Neil Bhaerman first noticed the phenomenon a few years ago, as a union organizer driving the backroads of Central Pennsylvania: Confederate flags, proudly displayed no few miles north of the Mason-Dixon Line. That intrigued Bhaerman, a University of Pittsburgh grad who grew up in New York City.

Bhaerman seeks answers in "Confederate Pennsylvania," a five-minute documentary that's one of four shorts he and collaborator Michael J. Maraden will show at the Feb. 12 Film Kitchen.

One Confederacy aficionado they interview, named Mike, recalls childhood visits to Gettysburg with his father. "We always took the Rebel side," says Mike. Says a senior citizen named Kurt: "That flag is a cherished symbol of Christianity."

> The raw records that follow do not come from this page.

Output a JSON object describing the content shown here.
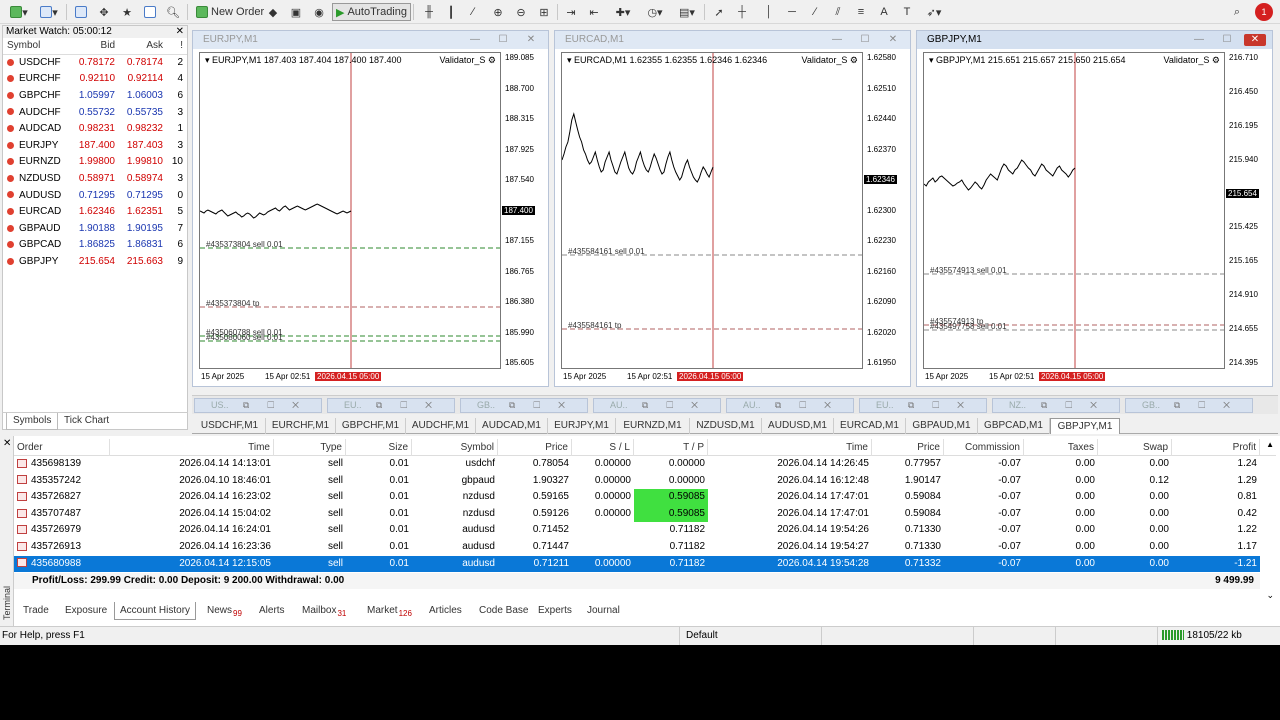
{
  "toolbar": {
    "new_order": "New Order",
    "autotrading": "AutoTrading",
    "notif_count": "1"
  },
  "market_watch": {
    "title": "Market Watch: 05:00:12",
    "columns": [
      "Symbol",
      "Bid",
      "Ask",
      "!"
    ],
    "rows": [
      {
        "symbol": "USDCHF",
        "bid": "0.78172",
        "ask": "0.78174",
        "spread": "2",
        "bid_color": "red"
      },
      {
        "symbol": "EURCHF",
        "bid": "0.92110",
        "ask": "0.92114",
        "spread": "4",
        "bid_color": "red"
      },
      {
        "symbol": "GBPCHF",
        "bid": "1.05997",
        "ask": "1.06003",
        "spread": "6",
        "bid_color": "blue"
      },
      {
        "symbol": "AUDCHF",
        "bid": "0.55732",
        "ask": "0.55735",
        "spread": "3",
        "bid_color": "blue"
      },
      {
        "symbol": "AUDCAD",
        "bid": "0.98231",
        "ask": "0.98232",
        "spread": "1",
        "bid_color": "red"
      },
      {
        "symbol": "EURJPY",
        "bid": "187.400",
        "ask": "187.403",
        "spread": "3",
        "bid_color": "red"
      },
      {
        "symbol": "EURNZD",
        "bid": "1.99800",
        "ask": "1.99810",
        "spread": "10",
        "bid_color": "red"
      },
      {
        "symbol": "NZDUSD",
        "bid": "0.58971",
        "ask": "0.58974",
        "spread": "3",
        "bid_color": "red"
      },
      {
        "symbol": "AUDUSD",
        "bid": "0.71295",
        "ask": "0.71295",
        "spread": "0",
        "bid_color": "blue"
      },
      {
        "symbol": "EURCAD",
        "bid": "1.62346",
        "ask": "1.62351",
        "spread": "5",
        "bid_color": "red"
      },
      {
        "symbol": "GBPAUD",
        "bid": "1.90188",
        "ask": "1.90195",
        "spread": "7",
        "bid_color": "blue"
      },
      {
        "symbol": "GBPCAD",
        "bid": "1.86825",
        "ask": "1.86831",
        "spread": "6",
        "bid_color": "blue"
      },
      {
        "symbol": "GBPJPY",
        "bid": "215.654",
        "ask": "215.663",
        "spread": "9",
        "bid_color": "red"
      }
    ],
    "tabs": [
      "Symbols",
      "Tick Chart"
    ]
  },
  "charts": [
    {
      "title": "EURJPY,M1",
      "info": "EURJPY,M1  187.403 187.404 187.400 187.400",
      "indicator": "Validator_S",
      "y_labels": [
        "189.085",
        "188.700",
        "188.315",
        "187.925",
        "187.540",
        "187.400",
        "187.155",
        "186.765",
        "186.380",
        "185.990",
        "185.605"
      ],
      "x_labels": [
        "15 Apr 2025",
        "15 Apr 02:51",
        "2026.04.15 05:00"
      ],
      "orders": [
        "#435373804 sell 0.01",
        "#435373804 tp",
        "#435060788 sell 0.01",
        "#435080060 sell 0.01"
      ],
      "series": [
        209,
        210,
        211,
        209,
        208,
        209,
        210,
        211,
        212,
        210,
        209,
        208,
        210,
        212,
        214,
        213,
        212,
        211,
        210,
        212,
        213,
        215,
        214,
        212,
        211,
        212,
        214,
        216,
        215,
        213,
        211,
        212,
        213,
        212,
        210,
        209,
        208,
        207,
        206,
        208,
        209,
        207,
        205,
        204,
        206,
        208,
        207,
        206,
        205,
        204,
        205,
        206,
        207,
        208,
        207,
        206,
        205,
        204,
        203,
        202,
        203,
        204,
        205,
        206,
        207,
        208,
        209,
        210,
        211,
        212,
        211,
        210,
        209,
        210,
        211,
        210,
        209
      ]
    },
    {
      "title": "EURCAD,M1",
      "info": "EURCAD,M1  1.62355 1.62355 1.62346 1.62346",
      "indicator": "Validator_S",
      "y_labels": [
        "1.62580",
        "1.62510",
        "1.62440",
        "1.62370",
        "1.62346",
        "1.62300",
        "1.62230",
        "1.62160",
        "1.62090",
        "1.62020",
        "1.61950"
      ],
      "x_labels": [
        "15 Apr 2025",
        "15 Apr 02:51",
        "2026.04.15 05:00"
      ],
      "orders": [
        "#435584161 sell 0.01",
        "#435584161 tp"
      ],
      "series": [
        158,
        152,
        145,
        140,
        130,
        118,
        112,
        120,
        128,
        135,
        140,
        148,
        152,
        158,
        162,
        160,
        155,
        150,
        158,
        165,
        170,
        168,
        160,
        155,
        150,
        158,
        164,
        170,
        172,
        166,
        160,
        155,
        150,
        158,
        166,
        170,
        172,
        168,
        160,
        155,
        150,
        158,
        164,
        168,
        170,
        165,
        158,
        152,
        156,
        162,
        168,
        172,
        170,
        162,
        155,
        150,
        158,
        165,
        170,
        174,
        178,
        175,
        168,
        162,
        158,
        165,
        170,
        175,
        178,
        180,
        176,
        170,
        165,
        168,
        172,
        175,
        170,
        165
      ]
    },
    {
      "title": "GBPJPY,M1",
      "info": "GBPJPY,M1  215.651 215.657 215.650 215.654",
      "indicator": "Validator_S",
      "y_labels": [
        "216.710",
        "216.450",
        "216.195",
        "215.940",
        "215.654",
        "215.425",
        "215.165",
        "214.910",
        "214.655",
        "214.395"
      ],
      "x_labels": [
        "15 Apr 2025",
        "15 Apr 02:51",
        "2026.04.15 05:00"
      ],
      "orders": [
        "#435574913 sell 0.01",
        "#435574913 tp",
        "#435497758 sell 0.01"
      ],
      "series": [
        182,
        184,
        180,
        178,
        176,
        180,
        178,
        175,
        174,
        176,
        178,
        180,
        182,
        184,
        183,
        181,
        180,
        178,
        182,
        185,
        188,
        186,
        183,
        180,
        182,
        185,
        187,
        183,
        178,
        175,
        172,
        174,
        176,
        178,
        172,
        166,
        162,
        164,
        168,
        170,
        172,
        168,
        166,
        162,
        158,
        160,
        163,
        166,
        168,
        172,
        174,
        170,
        166,
        162,
        164,
        168,
        170,
        172,
        174,
        170,
        166,
        164,
        168,
        170,
        172,
        175,
        172,
        168,
        166
      ]
    }
  ],
  "mini_windows": [
    "US..",
    "EU..",
    "GB..",
    "AU..",
    "AU..",
    "EU..",
    "NZ..",
    "GB.."
  ],
  "symbol_tabs": [
    "USDCHF,M1",
    "EURCHF,M1",
    "GBPCHF,M1",
    "AUDCHF,M1",
    "AUDCAD,M1",
    "EURJPY,M1",
    "EURNZD,M1",
    "NZDUSD,M1",
    "AUDUSD,M1",
    "EURCAD,M1",
    "GBPAUD,M1",
    "GBPCAD,M1",
    "GBPJPY,M1"
  ],
  "history": {
    "columns": [
      "Order",
      "Time",
      "Type",
      "Size",
      "Symbol",
      "Price",
      "S / L",
      "T / P",
      "Time",
      "Price",
      "Commission",
      "Taxes",
      "Swap",
      "Profit"
    ],
    "rows": [
      {
        "order": "435698139",
        "time": "2026.04.14 14:13:01",
        "type": "sell",
        "size": "0.01",
        "symbol": "usdchf",
        "price": "0.78054",
        "sl": "0.00000",
        "tp": "0.00000",
        "ctime": "2026.04.14 14:26:45",
        "cprice": "0.77957",
        "comm": "-0.07",
        "taxes": "0.00",
        "swap": "0.00",
        "profit": "1.24",
        "tp_hl": false,
        "sel": false
      },
      {
        "order": "435357242",
        "time": "2026.04.10 18:46:01",
        "type": "sell",
        "size": "0.01",
        "symbol": "gbpaud",
        "price": "1.90327",
        "sl": "0.00000",
        "tp": "0.00000",
        "ctime": "2026.04.14 16:12:48",
        "cprice": "1.90147",
        "comm": "-0.07",
        "taxes": "0.00",
        "swap": "0.12",
        "profit": "1.29",
        "tp_hl": false,
        "sel": false
      },
      {
        "order": "435726827",
        "time": "2026.04.14 16:23:02",
        "type": "sell",
        "size": "0.01",
        "symbol": "nzdusd",
        "price": "0.59165",
        "sl": "0.00000",
        "tp": "0.59085",
        "ctime": "2026.04.14 17:47:01",
        "cprice": "0.59084",
        "comm": "-0.07",
        "taxes": "0.00",
        "swap": "0.00",
        "profit": "0.81",
        "tp_hl": true,
        "sel": false
      },
      {
        "order": "435707487",
        "time": "2026.04.14 15:04:02",
        "type": "sell",
        "size": "0.01",
        "symbol": "nzdusd",
        "price": "0.59126",
        "sl": "0.00000",
        "tp": "0.59085",
        "ctime": "2026.04.14 17:47:01",
        "cprice": "0.59084",
        "comm": "-0.07",
        "taxes": "0.00",
        "swap": "0.00",
        "profit": "0.42",
        "tp_hl": true,
        "sel": false
      },
      {
        "order": "435726979",
        "time": "2026.04.14 16:24:01",
        "type": "sell",
        "size": "0.01",
        "symbol": "audusd",
        "price": "0.71452",
        "sl": "",
        "tp": "0.71182",
        "ctime": "2026.04.14 19:54:26",
        "cprice": "0.71330",
        "comm": "-0.07",
        "taxes": "0.00",
        "swap": "0.00",
        "profit": "1.22",
        "tp_hl": false,
        "sel": false
      },
      {
        "order": "435726913",
        "time": "2026.04.14 16:23:36",
        "type": "sell",
        "size": "0.01",
        "symbol": "audusd",
        "price": "0.71447",
        "sl": "",
        "tp": "0.71182",
        "ctime": "2026.04.14 19:54:27",
        "cprice": "0.71330",
        "comm": "-0.07",
        "taxes": "0.00",
        "swap": "0.00",
        "profit": "1.17",
        "tp_hl": false,
        "sel": false
      },
      {
        "order": "435680988",
        "time": "2026.04.14 12:15:05",
        "type": "sell",
        "size": "0.01",
        "symbol": "audusd",
        "price": "0.71211",
        "sl": "0.00000",
        "tp": "0.71182",
        "ctime": "2026.04.14 19:54:28",
        "cprice": "0.71332",
        "comm": "-0.07",
        "taxes": "0.00",
        "swap": "0.00",
        "profit": "-1.21",
        "tp_hl": false,
        "sel": true
      }
    ],
    "summary": "Profit/Loss: 299.99  Credit: 0.00  Deposit: 9 200.00  Withdrawal: 0.00",
    "total": "9 499.99"
  },
  "terminal_tabs": [
    {
      "label": "Trade",
      "count": ""
    },
    {
      "label": "Exposure",
      "count": ""
    },
    {
      "label": "Account History",
      "count": ""
    },
    {
      "label": "News",
      "count": "99"
    },
    {
      "label": "Alerts",
      "count": ""
    },
    {
      "label": "Mailbox",
      "count": "31"
    },
    {
      "label": "Market",
      "count": "126"
    },
    {
      "label": "Articles",
      "count": ""
    },
    {
      "label": "Code Base",
      "count": ""
    },
    {
      "label": "Experts",
      "count": ""
    },
    {
      "label": "Journal",
      "count": ""
    }
  ],
  "terminal_label": "Terminal",
  "status": {
    "help": "For Help, press F1",
    "profile": "Default",
    "traffic": "18105/22 kb"
  }
}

The filmmakers, both 27, met at Pitt, where Bhaerman studied political science and Maraden, of Erie, was in the film-studies program. Their other Film Kitchen shorts include "Puppets," about Pittsburgh's 2006 Black Sheep Puppet Festival; "NREC," a documentary about anti-war protesters' 2007 civil disobedience at the Carnegie Mellon University robotics lab, in Lawrenceville; and Maraden's impressionistic solo piece "Surrender to the Air."

"Confederate Pennsylvania" is their most widely seen effort, at festivals including the Three Rivers Film Festival and Indie Memphis, and on Internet-based Current television. "The goal of that video was to let people say it in their own words," says Bhaerman, who now raises funds for environmental groups. In such Western Pennsylvania towns as Ruffsdale, Hunker and Vandergrift, rebel-flag-hoisting interview subjects were as cooperative as they were easy to find.

"We didn't even really look that hard," says Bhaerman. "We were just driving around Westmoreland County."


Film Kitchen 8 p.m. Mon., Feb. 18 (7 p.m. reception). Melwood Screening Room, 477 Melwood Ave., Oakland. $4. 412-681-5449, x231 or

Editor's note: This event was rescheduled due to winter weather on the 12th, the original date. 

click to enlarge She's a rebel from "Confederate Pennsylvania," by Neil Bhaerman and Michael J. Maraden.
  • She's a rebel from "Confederate Pennsylvania," by Neil Bhaerman and Michael J. Maraden.


Subscribe to this thread:

Add a comment


© 2019 Pittsburgh City Paper

Website powered by Foundation

National Advertising by VMG Advertising